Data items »
━━━━━━━━━━━━━━━━

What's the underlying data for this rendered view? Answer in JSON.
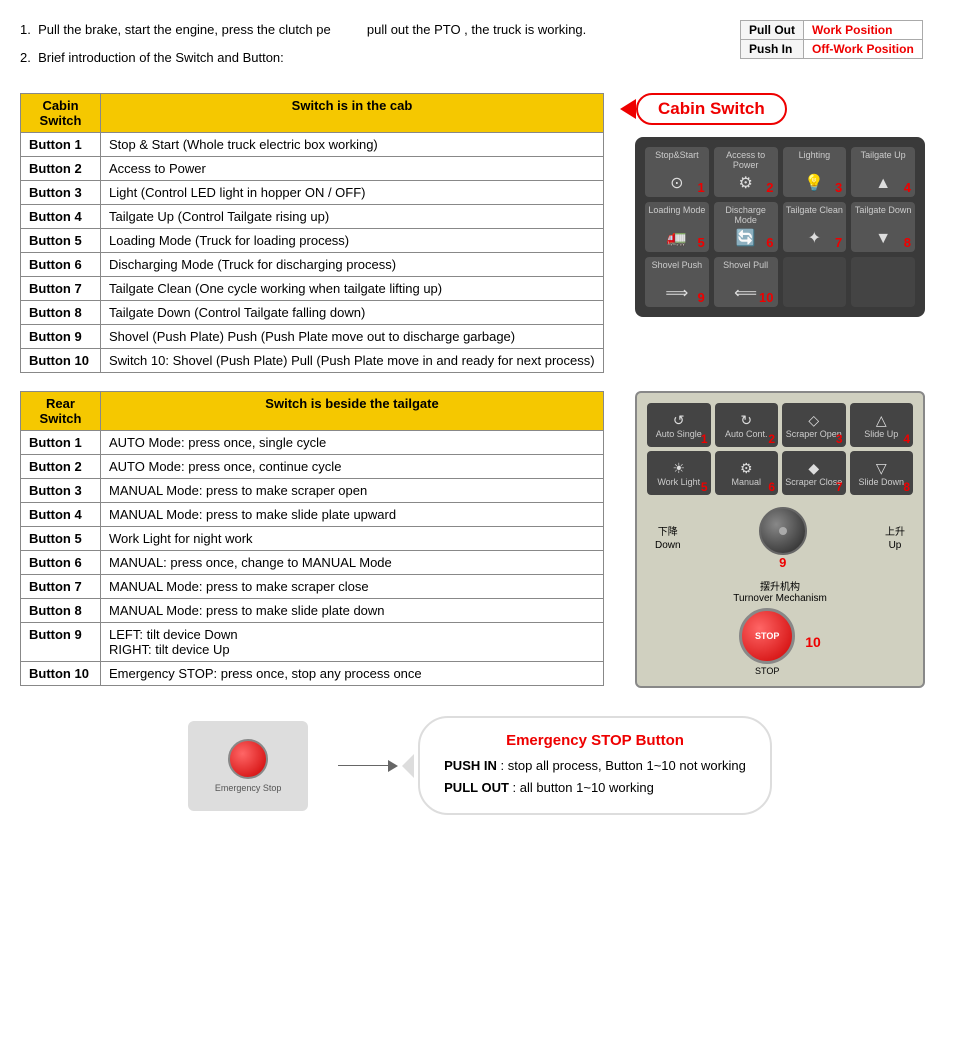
{
  "page": {
    "intro": {
      "step1": "Pull the brake, start the engine, press the clutch pe",
      "step1b": "pull out the PTO , the truck is working.",
      "step2": "Brief introduction of the Switch and Button:"
    },
    "pto_table": {
      "rows": [
        {
          "col1": "Pull Out",
          "col2": "Work Position"
        },
        {
          "col1": "Push In",
          "col2": "Off-Work Position"
        }
      ]
    },
    "cabin_switch": {
      "header1": "Cabin Switch",
      "header2": "Switch is in the cab",
      "bubble_label": "Cabin  Switch",
      "buttons": [
        {
          "id": "Button 1",
          "desc": "Stop & Start (Whole truck electric box working)",
          "icon": "⊙",
          "label": "Stop&Start",
          "number": "1"
        },
        {
          "id": "Button 2",
          "desc": "Access to Power",
          "icon": "⚙",
          "label": "Access to Power",
          "number": "2"
        },
        {
          "id": "Button 3",
          "desc": "Light (Control LED light in hopper ON / OFF)",
          "icon": "💡",
          "label": "Lighting",
          "number": "3"
        },
        {
          "id": "Button 4",
          "desc": "Tailgate Up (Control Tailgate rising up)",
          "icon": "▲",
          "label": "Tailgate Up",
          "number": "4"
        },
        {
          "id": "Button 5",
          "desc": "Loading Mode (Truck for loading process)",
          "icon": "🚛",
          "label": "Loading Mode",
          "number": "5"
        },
        {
          "id": "Button 6",
          "desc": "Discharging Mode (Truck for discharging process)",
          "icon": "🔄",
          "label": "Discharge Mode",
          "number": "6"
        },
        {
          "id": "Button 7",
          "desc": "Tailgate Clean (One cycle working when tailgate lifting up)",
          "icon": "✦",
          "label": "Tailgate Clean",
          "number": "7"
        },
        {
          "id": "Button 8",
          "desc": "Tailgate Down (Control Tailgate falling down)",
          "icon": "▼",
          "label": "Tailgate Down",
          "number": "8"
        },
        {
          "id": "Button 9",
          "desc": "Shovel (Push Plate) Push (Push Plate move out to discharge garbage)",
          "icon": "⟹",
          "label": "Shovel Push",
          "number": "9"
        },
        {
          "id": "Button 10",
          "desc": "Switch 10: Shovel (Push Plate) Pull (Push Plate move in and ready for next process)",
          "icon": "⟸",
          "label": "Shovel Pull",
          "number": "10"
        }
      ]
    },
    "rear_switch": {
      "header1": "Rear Switch",
      "header2": "Switch is beside the tailgate",
      "buttons": [
        {
          "id": "Button 1",
          "desc": "AUTO Mode: press once, single cycle",
          "icon": "↺",
          "label": "Auto Single",
          "number": "1"
        },
        {
          "id": "Button 2",
          "desc": "AUTO Mode: press once, continue cycle",
          "icon": "↻",
          "label": "Auto Cont.",
          "number": "2"
        },
        {
          "id": "Button 3",
          "desc": "MANUAL Mode: press to make scraper open",
          "icon": "◇",
          "label": "Scraper Open",
          "number": "3"
        },
        {
          "id": "Button 4",
          "desc": "MANUAL Mode: press to make slide plate upward",
          "icon": "△",
          "label": "Slide Up",
          "number": "4"
        },
        {
          "id": "Button 5",
          "desc": "Work Light for night work",
          "icon": "☀",
          "label": "Work Light",
          "number": "5"
        },
        {
          "id": "Button 6",
          "desc": "MANUAL: press once, change to MANUAL Mode",
          "icon": "⚙",
          "label": "Manual",
          "number": "6"
        },
        {
          "id": "Button 7",
          "desc": "MANUAL Mode: press to make scraper close",
          "icon": "◆",
          "label": "Scraper Close",
          "number": "7"
        },
        {
          "id": "Button 8",
          "desc": "MANUAL Mode: press to make slide plate down",
          "icon": "▽",
          "label": "Slide Down",
          "number": "8"
        }
      ],
      "knob": {
        "down_label": "下降\nDown",
        "up_label": "上升\nUp",
        "number": "9",
        "title1": "摆升机构",
        "title2": "Turnover Mechanism"
      },
      "emergency": {
        "number": "10",
        "label": "STOP"
      }
    },
    "emergency_stop": {
      "title": "Emergency  STOP Button",
      "push_in": "PUSH IN",
      "push_in_desc": ": stop all process, Button 1~10 not working",
      "pull_out": "PULL OUT",
      "pull_out_desc": ": all button 1~10 working"
    }
  }
}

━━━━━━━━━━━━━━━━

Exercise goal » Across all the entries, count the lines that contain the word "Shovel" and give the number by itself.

Output for this task » 4